::: RECORDS FOR PROCESSING :::

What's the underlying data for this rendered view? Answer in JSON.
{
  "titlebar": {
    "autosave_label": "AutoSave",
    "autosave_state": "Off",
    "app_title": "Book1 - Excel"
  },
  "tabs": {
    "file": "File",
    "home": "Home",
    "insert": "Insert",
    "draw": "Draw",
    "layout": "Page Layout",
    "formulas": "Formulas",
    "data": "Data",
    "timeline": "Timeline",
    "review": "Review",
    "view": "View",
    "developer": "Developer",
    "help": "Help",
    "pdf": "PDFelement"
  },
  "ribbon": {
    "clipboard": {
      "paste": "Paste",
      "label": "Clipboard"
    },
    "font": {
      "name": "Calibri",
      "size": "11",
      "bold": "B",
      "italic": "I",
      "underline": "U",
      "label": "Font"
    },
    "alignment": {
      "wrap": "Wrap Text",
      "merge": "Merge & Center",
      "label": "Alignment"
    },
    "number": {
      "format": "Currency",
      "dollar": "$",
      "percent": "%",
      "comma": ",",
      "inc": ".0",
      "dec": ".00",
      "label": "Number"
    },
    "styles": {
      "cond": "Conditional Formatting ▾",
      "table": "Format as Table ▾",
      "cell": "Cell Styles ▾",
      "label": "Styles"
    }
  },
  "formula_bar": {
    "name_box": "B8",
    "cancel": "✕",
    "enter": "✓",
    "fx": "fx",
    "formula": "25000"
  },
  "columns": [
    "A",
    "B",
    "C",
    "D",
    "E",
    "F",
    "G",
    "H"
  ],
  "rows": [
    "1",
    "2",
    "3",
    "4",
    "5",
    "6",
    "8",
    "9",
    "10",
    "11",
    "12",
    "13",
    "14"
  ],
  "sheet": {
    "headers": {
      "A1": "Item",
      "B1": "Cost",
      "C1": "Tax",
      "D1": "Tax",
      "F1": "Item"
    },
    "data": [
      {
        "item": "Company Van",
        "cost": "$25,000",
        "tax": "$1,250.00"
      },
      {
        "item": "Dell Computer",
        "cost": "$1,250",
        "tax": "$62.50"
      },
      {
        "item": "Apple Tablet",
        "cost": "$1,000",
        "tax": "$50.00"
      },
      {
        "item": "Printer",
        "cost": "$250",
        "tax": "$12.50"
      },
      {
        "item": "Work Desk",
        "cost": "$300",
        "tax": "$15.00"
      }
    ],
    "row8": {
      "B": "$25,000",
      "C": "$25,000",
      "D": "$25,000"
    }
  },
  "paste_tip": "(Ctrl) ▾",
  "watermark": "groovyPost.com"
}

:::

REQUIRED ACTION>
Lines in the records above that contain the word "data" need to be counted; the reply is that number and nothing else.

RESPONSE TO THE EXERCISE>
3